CatZinfo dried fruits and nuts
The hectic of the end of the year has started in full. As usual many logistic issues to solve, certainly now shipments take on average longer and some routes can even be called unstable, with cargo rolled over to next vessel by the shipping lines. Also freight rates may increase due to higher energy costs as well as problems in the Panama Canal due to low water level.
Another element heating the trade is the shortage of goods on the spot: buyers saw prices coming down and were cautiously buying. Lower prices increased however consumption, so for some products there is a serious shortage to meet delivery obligations or cover the needs due to higher demand.
From Brussels we were charged with some new regulations on MOSH/MOAH as well as on the other hand the absence of harmonisation of Official Controls, now some Member States have their own rules resulting in disproportional losses of food, which may not send back to origin to get a treatment and must be destroyed.
The dollar became surprisingly weak against the Euro, which made prices for imported foods somewhat more attractive.
A good example of the unexpected shortage in Europe are the dried apples from China. Usually first shipments depart even end September for first arrivals end October or first half November. However, lack of workers in combination of bad weather during harvesting, caused serious delays to produce the first shipments. On top: the transit time increased by about 2 weeks, so with arrival 2nd half December in a complete empty market, the problem is obviously there. First arrivals meanwhile are fully allocated and prices for apples are firm for deliveries in January. As in general the crop in China was not abundant, we foresee another year with high priced apple products.
With an export volume till end October being almost 30% less than last year in the same period, it is clear there are some problems.
More than average hail damage and a shortage on big (1-2) and small (7-8) sized fruits we notice there is more medium available.
Meanwhile demand has fallen as seasonal buying has taken place and we see prices become more stable and some shippers in need of cash flow are prepared to negotiate on bids.
Most quantities are in the hand of growers and traders, who have the power to sit on the stocks and create an artificial shortage on the short term. This will inevitably hold prices firm at least till the bloom in the next spring period.
Still a rather stable situation for the banana chips. Demand is picking up for the Asian festivals and Ramadan-period. The prices for the fresh green bananas in the Philippines remain stable to firm. Also higher labour and energy costs push prices upward.
Supply is good but also here, finding shipping space is a problem with transit via Singapore and taking up to 7 weeks before arriving in Europe. Spot positions in Europe are hence limited.
El Niño has caused some serious problems for the fruit sector in Thailand. Especially pineapple and papaya have been hit and prices firmed.
Production is restricted and in some cases already limited to a maximum of the number of cartons for certain products each per container.
Furthermore the increase of sugar prices and wages (minimum increased compulsory 10% for the workers) has contributed to the higher price levels.
Chilean prune prices eased somewhat for the bigger sizes. For the medium sizes like 50/60 and 60/70 most packers have sold their quantities and only some limited quantities still for sale. It is too early to say anything about the new crop in February/March.
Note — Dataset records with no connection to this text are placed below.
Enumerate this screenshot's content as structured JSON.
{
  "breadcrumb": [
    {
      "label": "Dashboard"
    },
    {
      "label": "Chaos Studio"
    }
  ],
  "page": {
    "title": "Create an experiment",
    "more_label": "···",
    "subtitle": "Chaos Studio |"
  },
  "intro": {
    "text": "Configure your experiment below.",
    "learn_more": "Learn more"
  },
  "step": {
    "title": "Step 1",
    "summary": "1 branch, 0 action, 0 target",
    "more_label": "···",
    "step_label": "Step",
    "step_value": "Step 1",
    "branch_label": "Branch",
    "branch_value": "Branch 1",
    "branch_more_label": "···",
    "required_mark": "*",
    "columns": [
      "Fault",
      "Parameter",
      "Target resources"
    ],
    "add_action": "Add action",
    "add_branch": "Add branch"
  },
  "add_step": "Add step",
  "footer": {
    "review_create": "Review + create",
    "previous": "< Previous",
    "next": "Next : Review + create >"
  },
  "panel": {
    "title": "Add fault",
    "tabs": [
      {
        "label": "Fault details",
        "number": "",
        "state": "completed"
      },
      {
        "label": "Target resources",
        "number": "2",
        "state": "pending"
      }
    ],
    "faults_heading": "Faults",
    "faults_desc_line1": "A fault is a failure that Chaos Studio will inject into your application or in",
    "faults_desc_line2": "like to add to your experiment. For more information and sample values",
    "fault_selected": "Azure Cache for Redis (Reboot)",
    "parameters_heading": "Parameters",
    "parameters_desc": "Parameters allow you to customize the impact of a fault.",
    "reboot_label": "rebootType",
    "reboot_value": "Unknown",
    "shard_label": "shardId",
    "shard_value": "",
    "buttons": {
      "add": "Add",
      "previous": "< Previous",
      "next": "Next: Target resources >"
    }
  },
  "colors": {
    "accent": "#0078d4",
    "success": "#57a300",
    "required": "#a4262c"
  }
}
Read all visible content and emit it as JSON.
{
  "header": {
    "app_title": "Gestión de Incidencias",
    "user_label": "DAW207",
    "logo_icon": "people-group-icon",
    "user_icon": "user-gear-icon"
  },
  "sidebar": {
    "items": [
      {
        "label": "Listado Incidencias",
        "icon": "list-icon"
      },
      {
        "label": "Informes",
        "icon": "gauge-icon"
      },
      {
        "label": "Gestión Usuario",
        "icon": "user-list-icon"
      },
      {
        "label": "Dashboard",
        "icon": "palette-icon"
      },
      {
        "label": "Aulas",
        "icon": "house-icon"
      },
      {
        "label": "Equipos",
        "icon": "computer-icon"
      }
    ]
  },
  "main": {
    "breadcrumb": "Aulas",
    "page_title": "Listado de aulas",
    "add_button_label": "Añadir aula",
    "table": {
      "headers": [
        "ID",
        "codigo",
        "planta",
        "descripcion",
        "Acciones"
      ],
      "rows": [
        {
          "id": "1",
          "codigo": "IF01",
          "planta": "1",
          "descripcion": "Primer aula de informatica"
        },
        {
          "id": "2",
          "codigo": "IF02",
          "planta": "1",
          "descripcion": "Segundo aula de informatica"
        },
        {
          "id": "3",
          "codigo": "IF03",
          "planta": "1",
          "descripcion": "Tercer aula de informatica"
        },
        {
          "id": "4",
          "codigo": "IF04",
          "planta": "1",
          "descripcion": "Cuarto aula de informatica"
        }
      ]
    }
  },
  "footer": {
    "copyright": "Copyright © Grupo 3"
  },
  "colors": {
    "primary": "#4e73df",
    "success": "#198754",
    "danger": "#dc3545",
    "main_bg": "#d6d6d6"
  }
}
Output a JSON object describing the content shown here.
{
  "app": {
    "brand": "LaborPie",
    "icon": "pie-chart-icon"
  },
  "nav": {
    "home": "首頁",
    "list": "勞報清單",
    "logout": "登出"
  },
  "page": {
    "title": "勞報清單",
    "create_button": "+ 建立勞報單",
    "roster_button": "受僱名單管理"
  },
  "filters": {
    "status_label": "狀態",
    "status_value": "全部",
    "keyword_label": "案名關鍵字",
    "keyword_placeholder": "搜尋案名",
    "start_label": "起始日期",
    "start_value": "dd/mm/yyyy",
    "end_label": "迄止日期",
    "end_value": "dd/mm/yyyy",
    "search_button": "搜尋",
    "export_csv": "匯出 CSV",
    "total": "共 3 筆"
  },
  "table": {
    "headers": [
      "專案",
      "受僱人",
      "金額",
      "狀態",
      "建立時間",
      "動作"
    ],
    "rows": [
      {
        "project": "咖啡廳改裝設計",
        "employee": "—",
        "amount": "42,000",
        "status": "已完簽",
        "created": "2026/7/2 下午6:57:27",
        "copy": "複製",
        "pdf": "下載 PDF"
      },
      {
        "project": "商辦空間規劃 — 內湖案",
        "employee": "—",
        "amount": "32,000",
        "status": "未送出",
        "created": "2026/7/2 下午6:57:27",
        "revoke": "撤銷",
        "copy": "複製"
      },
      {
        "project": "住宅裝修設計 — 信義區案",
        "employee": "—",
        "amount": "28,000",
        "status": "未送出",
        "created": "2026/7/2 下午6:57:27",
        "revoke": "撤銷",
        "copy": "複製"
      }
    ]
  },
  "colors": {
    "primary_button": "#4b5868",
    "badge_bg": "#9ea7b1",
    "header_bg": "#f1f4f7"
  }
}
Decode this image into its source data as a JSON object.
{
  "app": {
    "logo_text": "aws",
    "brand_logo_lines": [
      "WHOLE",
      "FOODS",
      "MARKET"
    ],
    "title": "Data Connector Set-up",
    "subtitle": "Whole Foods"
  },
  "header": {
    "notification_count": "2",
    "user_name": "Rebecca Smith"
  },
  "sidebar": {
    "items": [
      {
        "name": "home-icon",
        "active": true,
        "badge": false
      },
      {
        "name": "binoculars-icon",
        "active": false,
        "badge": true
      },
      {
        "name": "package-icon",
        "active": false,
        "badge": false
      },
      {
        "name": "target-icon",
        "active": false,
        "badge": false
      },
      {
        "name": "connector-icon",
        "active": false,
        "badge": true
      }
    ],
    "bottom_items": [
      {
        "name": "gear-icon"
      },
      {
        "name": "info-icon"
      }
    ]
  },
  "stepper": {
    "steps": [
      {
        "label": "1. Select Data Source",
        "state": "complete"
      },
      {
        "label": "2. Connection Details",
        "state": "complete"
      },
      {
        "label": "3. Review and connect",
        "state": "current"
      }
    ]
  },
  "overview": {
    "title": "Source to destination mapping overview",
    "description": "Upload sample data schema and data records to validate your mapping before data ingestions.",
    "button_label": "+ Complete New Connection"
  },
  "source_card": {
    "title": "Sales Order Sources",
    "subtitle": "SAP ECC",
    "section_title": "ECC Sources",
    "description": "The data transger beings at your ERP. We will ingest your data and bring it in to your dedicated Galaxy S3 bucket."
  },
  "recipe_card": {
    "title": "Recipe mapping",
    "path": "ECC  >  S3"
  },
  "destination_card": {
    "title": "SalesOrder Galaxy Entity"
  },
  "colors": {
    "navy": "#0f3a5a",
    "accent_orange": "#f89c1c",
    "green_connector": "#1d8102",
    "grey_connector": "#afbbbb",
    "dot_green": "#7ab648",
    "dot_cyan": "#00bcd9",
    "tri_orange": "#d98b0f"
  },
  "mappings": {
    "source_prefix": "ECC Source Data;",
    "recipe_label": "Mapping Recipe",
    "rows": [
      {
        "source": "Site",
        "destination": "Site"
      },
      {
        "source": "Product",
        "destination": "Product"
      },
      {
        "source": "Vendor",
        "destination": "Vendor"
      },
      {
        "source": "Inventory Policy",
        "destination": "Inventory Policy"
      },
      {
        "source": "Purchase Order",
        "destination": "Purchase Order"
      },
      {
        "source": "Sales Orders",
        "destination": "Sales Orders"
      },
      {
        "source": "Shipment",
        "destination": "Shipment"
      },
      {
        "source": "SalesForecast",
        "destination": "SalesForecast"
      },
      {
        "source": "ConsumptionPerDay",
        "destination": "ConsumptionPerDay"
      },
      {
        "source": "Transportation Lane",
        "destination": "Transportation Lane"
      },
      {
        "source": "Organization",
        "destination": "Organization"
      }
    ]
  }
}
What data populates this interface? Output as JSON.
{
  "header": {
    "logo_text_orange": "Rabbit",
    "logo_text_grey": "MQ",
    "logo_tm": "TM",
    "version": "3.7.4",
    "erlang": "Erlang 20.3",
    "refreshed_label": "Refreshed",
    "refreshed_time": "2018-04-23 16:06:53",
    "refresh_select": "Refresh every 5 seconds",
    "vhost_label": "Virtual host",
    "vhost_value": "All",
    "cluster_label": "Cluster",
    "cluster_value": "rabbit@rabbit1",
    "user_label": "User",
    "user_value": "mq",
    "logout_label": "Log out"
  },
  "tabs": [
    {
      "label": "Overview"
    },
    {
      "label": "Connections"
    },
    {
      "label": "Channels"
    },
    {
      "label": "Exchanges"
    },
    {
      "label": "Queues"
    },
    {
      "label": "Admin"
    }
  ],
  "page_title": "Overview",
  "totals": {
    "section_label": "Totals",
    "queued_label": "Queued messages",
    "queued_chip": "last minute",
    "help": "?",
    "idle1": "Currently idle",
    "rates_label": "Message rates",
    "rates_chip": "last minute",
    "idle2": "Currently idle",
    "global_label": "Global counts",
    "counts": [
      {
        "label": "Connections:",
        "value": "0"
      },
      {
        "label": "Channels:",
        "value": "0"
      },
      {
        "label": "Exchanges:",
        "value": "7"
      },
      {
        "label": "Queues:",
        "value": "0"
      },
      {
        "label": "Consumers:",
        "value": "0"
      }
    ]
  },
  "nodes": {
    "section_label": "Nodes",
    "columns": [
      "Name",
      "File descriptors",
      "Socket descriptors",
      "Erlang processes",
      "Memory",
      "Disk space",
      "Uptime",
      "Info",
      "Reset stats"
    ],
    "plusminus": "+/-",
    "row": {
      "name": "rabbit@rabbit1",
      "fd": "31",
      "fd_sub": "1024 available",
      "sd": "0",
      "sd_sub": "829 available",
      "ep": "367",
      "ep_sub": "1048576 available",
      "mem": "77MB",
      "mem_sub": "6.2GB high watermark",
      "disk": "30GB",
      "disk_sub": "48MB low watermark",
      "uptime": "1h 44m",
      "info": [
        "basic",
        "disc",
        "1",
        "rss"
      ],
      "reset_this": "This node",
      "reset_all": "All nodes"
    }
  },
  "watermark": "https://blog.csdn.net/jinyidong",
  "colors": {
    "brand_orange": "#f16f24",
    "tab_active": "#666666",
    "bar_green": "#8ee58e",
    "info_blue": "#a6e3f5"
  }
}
The Turkish sultana crop will be about 1/3 less than previous season (220K vs 320K). So far half the quantity of last year has been registered at the Boursa till end of October.
The harvest has been completed and the orchard will start their dormant period. Prices have increased considerably.
A serious problem will be the organic product, as due to the absence of spraying, moulds have destroyed a greater part of this segment due to high moisture. Prices do a substantial premium over conventional and ‘bio’ is only limited available.
In South Africa farmers looking already forward to the crop 2024. The risk of frost has meanwhile disappeared and meanwhile the fruit is developing well. Of course there are still a few months to go with risk of too hot or too rainy circumstances till after harvesting and drying.
Nevertheless there is some optimism, the crop will beat last year’s disappointing crop and reach over the 80K threshold. With the present shortage for Thompsons and the higher price levels of the last part of the stocks, farmers may produce more Thompsons expecting a better price. However, weather conditions during the harvest may as well influence the choice of the farmers.
From Chile no news yet on the coming crop. Anyhow completely sold on jumbo flames and goldens, it will not be a surprise opening prices will not be discounted.
Being a walnut grower in California makes no fun these days. The good crop has triggered a heavy competition and buyers can take advantage of the attractive at the moment. Of course there have been some attempts to lift the prices, however buyers in spite of the low prices take a ‘wait-and-see’ attitude. As a consequence most buyers have waited for the new crop, but this being late with arrival around the Christmas time, now caused a run on spot material, which is hardly available anymore.
With current low prices we expect for next season a substantial number of farmers will pull their walnut trees and exchange for other agricultural products (as we have seen before).
Though not immediately but certainly in the approach to the crop 2024, this will contribute to a firm undertone in the market as less acreage will be available for walnuts.
We think at current levels there is not much downward space on the price and some forward covering might be a good choice.
Offers from Eastern Europe are relatively high compared to the Californian levels and the gap is getting narrow.